At this point in my life, I have lost complete faith in the system that was developed for this country, and how it has eroded into a system that goes against our Bill of Rights and Constitutional right to allow politicians and corporations to do as they please. Of course, the silver lining is that these actions are going to lead to eventual reactions by the people.
sonicmerlin

join:2009-05-24
Cleveland, OH
kudos:1

Re: Isn't there an intern that can type?

The healthcare act was passed by a supermajority... Wth are you talking about?
scooper

join:2000-07-11
Youngsville, NC
kudos:2

Re: Isn't there an intern that can type?

Yes - passed by a supermajority that didn't read what they were passing and are now trying to shutdown the government to kill it. If it was THAT fricking important - they should have took their time to go through it properly, instead of this "shutdown the government" crap

Twaddle

@charter.com

Letter of the Law-Two can play this

Kudos to this man for his sacrifice. Just because its inconvenient to process 11 pages of 4 point font does not make it illegible. If that were the case I could say that the govt correspondence with me is illegible because I have issues with reading their 8 point font. It seems its only illegible if it impacts "the man" I wonder what the demand letter said specifically as to the makeup of the document. If it just said to provide an electronic copy then he fulfilled it. Another reason to clean house of the chancres that have invade the govt.
CXM_Splicer
Looking at the bigger picture
Premium
join:2011-08-11
NYC
kudos:2

Re: Letter of the Law-Two can play this

When they complained about it being illegible, he should have sent them another copy in 750 point... one character per page. If they were out of order it was probably the FBI that did it

steve1515
Premium
join:2000-08-07
Peabody, MA

Privacy

I may not have anything to hide, but I don't live a public lifestyle. What I do is nobody's business unless I want to tell someone. I value my privacy. The government needs to stay out of our lives.

steve1515
Premium
join:2000-08-07
Peabody, MA

Government Screws the People

This is really a good example of how the government has caused people to lose their jobs.
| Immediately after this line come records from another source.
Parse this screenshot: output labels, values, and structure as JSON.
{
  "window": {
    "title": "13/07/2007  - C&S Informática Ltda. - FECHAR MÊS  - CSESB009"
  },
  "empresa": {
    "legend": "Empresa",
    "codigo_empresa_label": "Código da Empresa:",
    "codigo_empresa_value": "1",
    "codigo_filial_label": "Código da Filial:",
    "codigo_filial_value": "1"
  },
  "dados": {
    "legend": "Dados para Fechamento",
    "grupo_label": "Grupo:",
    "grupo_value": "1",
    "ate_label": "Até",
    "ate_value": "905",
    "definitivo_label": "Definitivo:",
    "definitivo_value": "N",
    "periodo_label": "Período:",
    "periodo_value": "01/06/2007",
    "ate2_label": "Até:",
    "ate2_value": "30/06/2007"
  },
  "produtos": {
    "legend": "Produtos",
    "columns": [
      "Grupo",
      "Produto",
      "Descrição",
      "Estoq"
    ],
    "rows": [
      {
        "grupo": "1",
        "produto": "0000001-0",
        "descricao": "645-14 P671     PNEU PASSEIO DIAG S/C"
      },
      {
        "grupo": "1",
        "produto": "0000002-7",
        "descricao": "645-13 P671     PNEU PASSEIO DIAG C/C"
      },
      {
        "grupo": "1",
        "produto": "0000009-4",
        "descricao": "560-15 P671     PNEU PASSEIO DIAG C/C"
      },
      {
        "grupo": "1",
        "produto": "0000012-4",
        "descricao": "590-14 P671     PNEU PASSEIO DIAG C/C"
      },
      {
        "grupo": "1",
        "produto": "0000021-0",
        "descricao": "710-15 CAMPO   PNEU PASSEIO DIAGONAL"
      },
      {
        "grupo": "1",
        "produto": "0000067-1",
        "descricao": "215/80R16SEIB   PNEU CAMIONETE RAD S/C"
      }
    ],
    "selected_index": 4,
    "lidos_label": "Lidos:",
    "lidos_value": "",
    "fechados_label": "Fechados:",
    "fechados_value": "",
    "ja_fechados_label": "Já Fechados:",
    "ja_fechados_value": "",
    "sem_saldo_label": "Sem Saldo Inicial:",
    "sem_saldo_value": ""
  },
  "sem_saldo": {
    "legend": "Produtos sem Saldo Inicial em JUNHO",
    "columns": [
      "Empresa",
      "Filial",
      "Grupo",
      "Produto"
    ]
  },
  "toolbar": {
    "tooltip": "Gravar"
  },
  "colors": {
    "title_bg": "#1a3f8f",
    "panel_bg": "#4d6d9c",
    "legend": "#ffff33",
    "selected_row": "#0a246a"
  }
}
I applaud Lavabit for sticking to their values.
openbox9
Premium
join:2004-01-26
Germany
kudos:2

Re: Government Screws the People
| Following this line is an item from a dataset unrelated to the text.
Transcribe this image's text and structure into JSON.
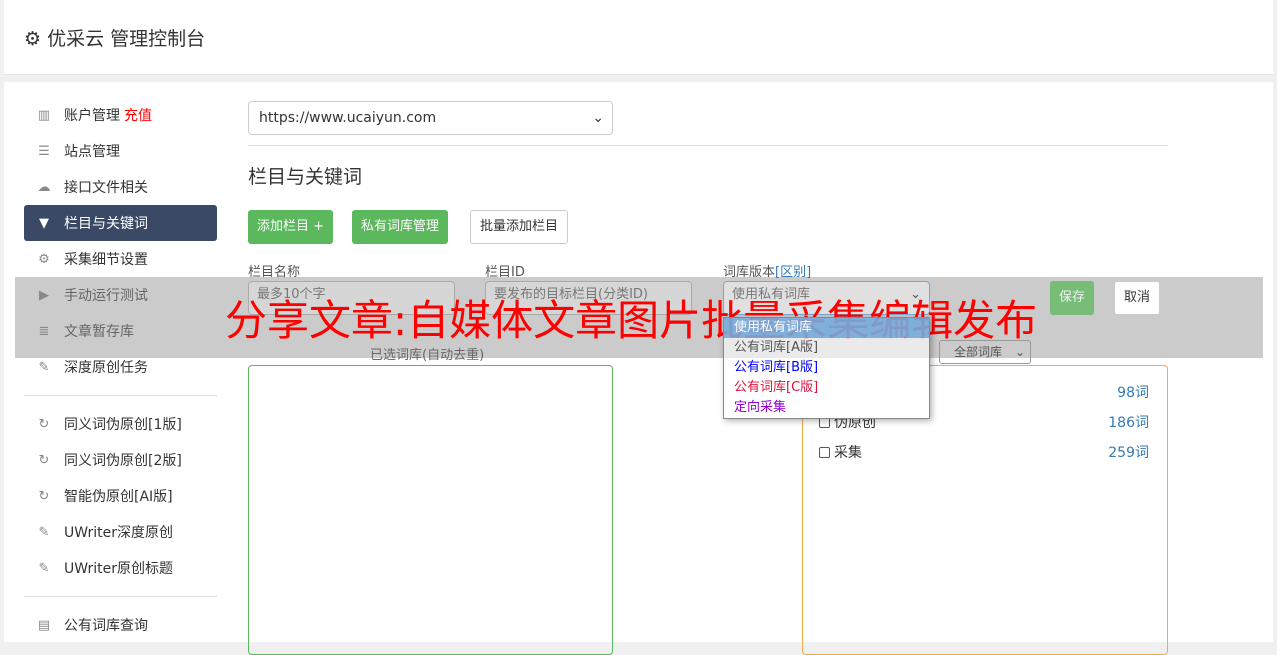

said by steve1515:

This is really a good example of how the government has caused people to lose their jobs.

How so?

steve1515
Premium
join:2000-08-07
Peabody, MA

Re: Government Screws the People


said by openbox9:

How so?

Lavabit closed down.
openbox9
Premium
join:2004-01-26
Germany
kudos:2

Re: Government Screws the People

By its own choice.

steve1515
Premium
join:2000-08-07
Peabody, MA

Re: Government Screws the People

said by openbox9:

By its own choice.

The point I was trying to make is that they were basically forced to go against their core values. The government shouldn't do this to people. We are supposed to be free. That's that makes (or used to make) this country great.
openbox9
Premium
join:2004-01-26
Germany
kudos:2

Re: Government Screws the People

I'm ok with your point, until you add job loss to the mix.

cableties
Premium
join:2005-01-27

Should have used a Xerox...

... if you recall that bug that added incorrect numbers on the scan...

»abcnews.go.com/Technology/xerox-···19895331


--
Splat
nutcr0cker

join:2003-04-02
Chandler, AZ
kudos:2

I feel so much safe now

I feel so much safe that all my emails are being read and all my conversations being monitored. I have nothing to hide. Be patriotic reject the freedom
CXM_Splicer
Looking at the bigger picture
Premium
join:2011-08-11
NYC
kudos:2

Re: I feel so much safe now

I like that!!

'Be a TRUE Patriot... Throw Away your Freedom!!'

I want the bumper-sticker.
scooper

join:2000-07-11
Youngsville, NC
kudos:2

deleted

deleted

batterup
I Can Not Tell A Lie.
Premium
join:2003-02-06
Netcong, NJ

Lavabit, the secure e-mail provider used by NSA whistleblowe

I had a nerd shack account. See I know things.
Vote Boss in 16.